    Take the case of Columbus, Ohio, where refugees not only become neighbors, but make significant economic contributions -- ones that, according to a recent study, total about $1.6 billion. Columbus also benefits from greater civic and social participation and a more vibrant and attractive community. Zoom out to a national -- and even global -- map, and there are hundreds of cities and smaller towns that are choosing inclusion over exclusion, wading through the discomfort of difference and the unfamiliar to emerge on the other side more cohesive and more prosperous.
    Perhaps it's time to shine a spotlight away from the vitriol and toward the places that are bright lights illuminating the path forward.
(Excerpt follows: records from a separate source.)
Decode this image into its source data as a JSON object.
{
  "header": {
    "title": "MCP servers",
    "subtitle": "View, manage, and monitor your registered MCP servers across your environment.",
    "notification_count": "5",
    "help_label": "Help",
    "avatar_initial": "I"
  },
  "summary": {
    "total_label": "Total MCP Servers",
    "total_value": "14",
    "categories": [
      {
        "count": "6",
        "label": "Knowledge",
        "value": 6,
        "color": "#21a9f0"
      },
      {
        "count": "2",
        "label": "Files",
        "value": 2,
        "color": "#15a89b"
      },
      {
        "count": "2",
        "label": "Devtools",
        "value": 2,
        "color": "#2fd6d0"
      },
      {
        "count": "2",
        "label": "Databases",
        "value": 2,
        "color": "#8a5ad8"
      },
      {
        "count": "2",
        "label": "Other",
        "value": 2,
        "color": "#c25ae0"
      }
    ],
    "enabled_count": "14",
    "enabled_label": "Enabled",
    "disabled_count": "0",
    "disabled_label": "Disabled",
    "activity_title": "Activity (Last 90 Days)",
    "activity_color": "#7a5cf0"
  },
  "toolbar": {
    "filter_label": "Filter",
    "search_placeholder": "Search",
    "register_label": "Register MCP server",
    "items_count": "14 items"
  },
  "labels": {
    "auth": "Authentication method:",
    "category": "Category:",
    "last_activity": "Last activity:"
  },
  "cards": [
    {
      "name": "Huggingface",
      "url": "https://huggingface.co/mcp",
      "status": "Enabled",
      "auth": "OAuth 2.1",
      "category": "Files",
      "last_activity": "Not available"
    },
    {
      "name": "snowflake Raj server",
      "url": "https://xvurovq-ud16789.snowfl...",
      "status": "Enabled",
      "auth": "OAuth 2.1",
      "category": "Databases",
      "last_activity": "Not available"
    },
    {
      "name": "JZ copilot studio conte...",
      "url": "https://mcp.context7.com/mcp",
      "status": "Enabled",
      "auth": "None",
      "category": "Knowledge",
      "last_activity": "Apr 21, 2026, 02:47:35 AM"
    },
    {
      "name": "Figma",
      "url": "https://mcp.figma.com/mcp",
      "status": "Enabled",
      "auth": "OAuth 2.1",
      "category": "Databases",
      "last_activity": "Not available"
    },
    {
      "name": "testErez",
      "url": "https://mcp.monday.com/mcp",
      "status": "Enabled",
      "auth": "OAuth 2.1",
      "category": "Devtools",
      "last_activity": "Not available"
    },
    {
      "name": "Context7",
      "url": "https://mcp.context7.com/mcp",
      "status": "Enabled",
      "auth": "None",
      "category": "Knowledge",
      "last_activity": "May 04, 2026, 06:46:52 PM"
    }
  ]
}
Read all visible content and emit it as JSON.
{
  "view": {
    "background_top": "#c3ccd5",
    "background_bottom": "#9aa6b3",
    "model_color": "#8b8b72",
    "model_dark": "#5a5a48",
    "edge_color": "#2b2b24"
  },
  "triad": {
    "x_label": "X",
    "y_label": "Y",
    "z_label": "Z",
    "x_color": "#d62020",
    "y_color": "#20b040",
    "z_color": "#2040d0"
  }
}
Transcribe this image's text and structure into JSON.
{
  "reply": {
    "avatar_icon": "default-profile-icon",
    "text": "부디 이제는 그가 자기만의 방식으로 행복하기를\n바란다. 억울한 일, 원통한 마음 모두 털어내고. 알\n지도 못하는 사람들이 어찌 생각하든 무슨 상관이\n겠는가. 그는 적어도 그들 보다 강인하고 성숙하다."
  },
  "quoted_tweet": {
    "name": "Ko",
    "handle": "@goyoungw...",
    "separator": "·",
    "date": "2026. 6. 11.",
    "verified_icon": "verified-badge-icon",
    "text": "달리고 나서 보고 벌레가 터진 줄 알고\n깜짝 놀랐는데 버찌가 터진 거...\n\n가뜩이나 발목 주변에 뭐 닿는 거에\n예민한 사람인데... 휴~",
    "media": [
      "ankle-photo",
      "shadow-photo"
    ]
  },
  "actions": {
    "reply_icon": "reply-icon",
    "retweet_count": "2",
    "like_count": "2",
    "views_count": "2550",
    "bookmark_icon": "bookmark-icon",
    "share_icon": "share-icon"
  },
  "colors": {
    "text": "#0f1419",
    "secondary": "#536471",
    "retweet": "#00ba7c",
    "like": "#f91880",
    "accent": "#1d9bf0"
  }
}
Though these places have struggled mightily, they have recognized that the cost of fear is far greater than the cost of building community -- an investment that reaps a reward that is both economic and moral.